31 August, 2015
The Washington Post reports that the United States is preparing to act against Chinese who steal trade secrets using the Internet.
The actions could freeze accounts and block the transfer of money. They would target thieves who use the Internet to steal U.S. trade secrets. The newspaper says the decision on whether to take action is expected in the next two weeks.
The decision could take place at the same time the Chinese President Xi Jinping arrives on his first state visit to Washington.
The actions are meant to send a message to China to express growing U.S. frustration.
China is not the only hacker of computers for trade secrets. But The Washington Post reports that it is the most active. The Federal Bureau of Investigation, or FBI, says these incidents rose 53 percent last year. China accounted for most of that, the FBI says.
The Washington Post says it is unclear how many companies or individuals will be targeted. One unnamed official says actions would be taken against large and multinational Chinese companies.
The actions were prompted partly by Chinese hacking into the personal information files of U.S. government workers last year, the newspaper says.
Also, in May 2014, the U.S. charged five Chinese military officers with hacking into the files of U.S. companies. Investigators said the Chinese military officers hacked into nuclear, metal and solar companies in the U.S.
In 2013, the Chinese government was accused of taking part in cyber-attacks against American businesses and government.
China has denied these accusations. It insists it has been the victim of cyber-attacks. In 2013, a former U.S. security worker, Edward Snowden, revealed that the U.S. was watching China in a secret program. The U.S. says this is separate and did not steal secrets.
The U.S. launched sanctions for the first time this April.
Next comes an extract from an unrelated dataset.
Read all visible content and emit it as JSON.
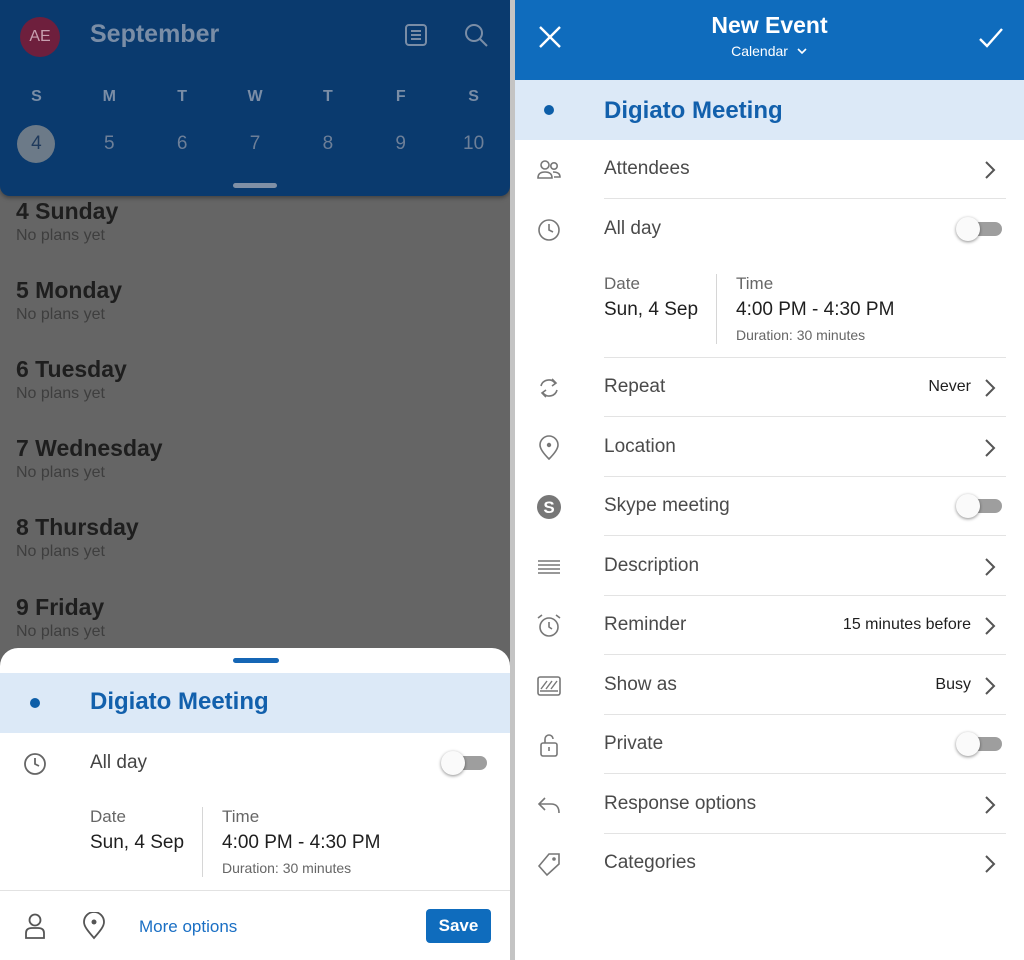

It financially punished hackers and cyber-attackers who come from outside the U.S.
The sanctions, however, are not a declaration of cyber war on China says Ankit Panda. He is editor of The Diplomat.
"I think this is an attempt to moderate China's behavior, to impose costs, to show China there will be costs for individuals and companies that are seen to be engaging in cyber-espionage and cyber-theft. Washington has charged the Chinese military of facilitating theft of U.S. intellectual property for the advantage of Chinese firms. And I think it's trying to state here -- with this move of economic sanctions -- that this behavior will not be tolerated."
If the U.S. can prove that China gained competitive power from stealing U.S. trade secrets, then sanctions are necessary, says Greg Austin. He is a China expert at the Australian Center for Cyber-Security.
"It's quite one thing to be able to prove where a company has clearly copied or stolen a design of a Gucci handbag, but it's quite a different thing to prove conclusively that a company has stolen trade secrets simply by cyber-espionage."
Mr. Austin says Chinese intelligence and global actors are getting a huge amount of information online from U.S. commercial interests. But, he says, their ability to use that information for competitive gain quickly is in question.
He says the Obama administration will need to find a balance between targeting Chinese companies and not damaging relations with the Chinese government over accusations of commercial espionage.
I'm Anna Matteo.
VOA's Victor Beattie prepared this report. Kathleen Struck adapted his report for Learning English. Mario Ritter was the editor.
Words in This Story
frustration – n. a feeling of anger or announce caused by not being able to do something
hacker – n. a person who secretly gains access to a computer system to get information or cause damage
prompt – v. to be the cause of something
sanctions – n. an action that is taken or an order that is given to force a country to obey international laws by limiting or stopping trade
cyber – prefix computer
espionage – n. spying